Umbarger had Dysphagia Lusoria, a rare vascular deformity that caused an aberrant artery in her aortic arch to wrap around her esophagus, making it difficult to eat or drink. Food would get caught in the middle of her esophagus and then would have trouble moving to the stomach. She first started looking for treatment in 2012, but because her condition is rare, finding a physician with enough experience to make her feel confident in the treatment was a challenge. After ending up in the emergency room at Methodist Hospital in Crown Point, Indiana, in 2016, she was referred to the University of Chicago Medicine. While she still had some reservations about pursuing treatment, she knew coming here was the right choice, particularly since her mother received lifesaving surgery at UChicago Medicine years earlier.

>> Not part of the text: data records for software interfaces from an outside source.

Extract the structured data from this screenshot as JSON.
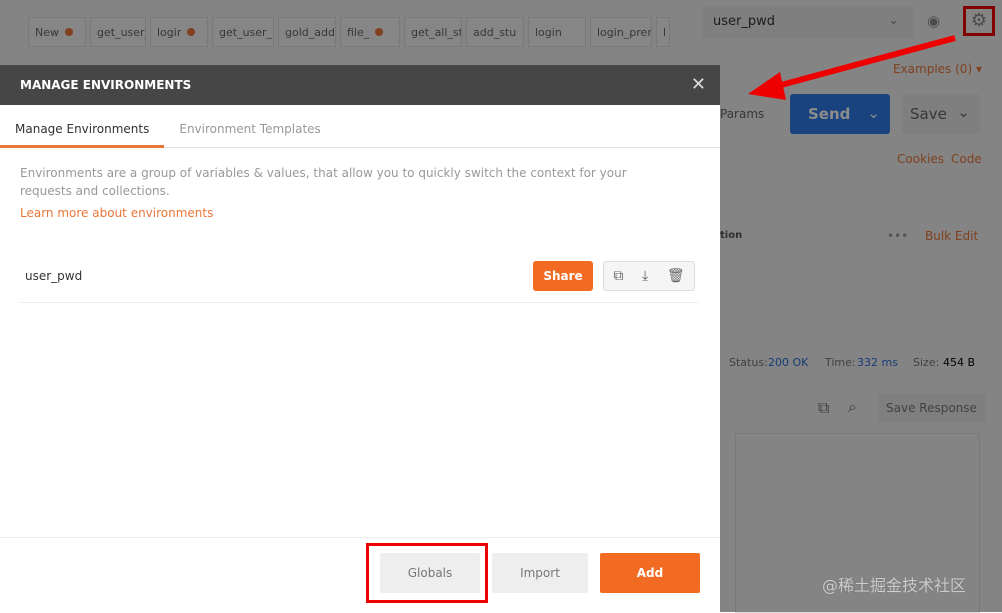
{
  "background": {
    "tabs": [
      {
        "label": "New",
        "dot": true
      },
      {
        "label": "get_user_i",
        "dot": false
      },
      {
        "label": "logir",
        "dot": true
      },
      {
        "label": "get_user_i",
        "dot": false
      },
      {
        "label": "gold_add",
        "dot": false
      },
      {
        "label": "file_",
        "dot": true
      },
      {
        "label": "get_all_stu",
        "dot": false
      },
      {
        "label": "add_stu",
        "dot": false
      },
      {
        "label": "login",
        "dot": false
      },
      {
        "label": "login_prer",
        "dot": false
      },
      {
        "label": "l",
        "dot": false
      }
    ],
    "environment": "user_pwd",
    "examples": "Examples (0) ▾",
    "params": "Params",
    "send": "Send",
    "save": "Save",
    "cookies": "Cookies",
    "code": "Code",
    "description_col": "tion",
    "bulk_edit": "Bulk Edit",
    "status_label": "Status:",
    "status": "200 OK",
    "time_label": "Time:",
    "time": "332 ms",
    "size_label": "Size:",
    "size": "454 B",
    "save_response": "Save Response"
  },
  "modal": {
    "title": "MANAGE ENVIRONMENTS",
    "tabs": [
      "Manage Environments",
      "Environment Templates"
    ],
    "description": "Environments are a group of variables & values, that allow you to quickly switch the context for your requests and collections.",
    "learn_more": "Learn more about environments",
    "environments": [
      {
        "name": "user_pwd",
        "share": "Share"
      }
    ],
    "footer": {
      "globals": "Globals",
      "import": "Import",
      "add": "Add"
    }
  },
  "watermark": "@稀土掘金技术社区",
  "colors": {
    "accent": "#f26b22",
    "send": "#2c7be5",
    "header": "#464646",
    "annotation": "#ee0000"
  }
}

Ross MilnerRoss Milner, MD

When she arrived Umbarger went through a series of tests with vascular and cardiac surgeons at UChicago Medicine to determine the best course of treatment. It began with a barium swallow test which showed a narrowed esophagus compressed by that artery. They followed it with a CT scan, which provided more detail on her exact condition. Umbarger met with surgeons, Dr. Ross Milner and Dr. Takeyoshi Ota, co-directors of the Center for Aortic Diseases, to discuss her treatment options. Noticing that she was apprehensive about surgery but wanted her life to improve, they explained that UChicago Medicine had the skill and expertise to safely treat her condition through open surgery or endovascular therapy. Upon hearing her options, and with her physicians' help, she chose to undergo open surgery.

Takeyoshi OtaTakeyoshi Ota, MD

Treating this rare condition would require a two-stage surgical approach in which the doctors remove part of the artery blocking her esophagus while maintaining the blood flow to the rest of her right subclavian artery. On December 19th, Umbarger underwent stage one, where Dr. Milner performed a right carotid-to-subclavian artery bypass, a procedure that diverted blood flow from the right carotid artery to the right subclavian artery that would enable consistent blood flow after the aberrant part of the artery was removed. Dr. Ota completed stage two on December 21st when he removed the abnormal portion the artery. After a life with Dysphagia Lusoria, it was finally treated.

Following her second surgery she remained under observation in the hospital, meaning Umbarger would have to spend Christmas at the University of Chicago Medicine. Though she was able to Skype with her family and had a small Christmas tree in her room, the best gift she received was when she was told that she could start eating solid foods again.

Following her second surgery she remained under observation in the hospital, meaning Umbarger would have to spend Christmas at the University of Chicago Medicine. Though she was able to Skype with her family and had a small Christmas tree in her room, the best gift she received was when she was told that she could start eating solid foods again.

"Who cries when they eat?" She thought as she looked through the hospital menu, tears running down her face as it dawned on her that she could select anything she wanted. Later that day, she tested her new found ability to eat solid food again when her family was visiting and her daughter gave her gummy worms – something she would have never tried to touch before – bringing tears to her eyes at the realization that she is no longer restricted by her condition. "It is such an amazing feeling to eat like a normal person," she said. "Everyone deserves to live as comfortably as possible, especially when it comes down to the necessities in life."

Today, Umbarger says she feels like a brand new person. And yes, she can eat that hamburger.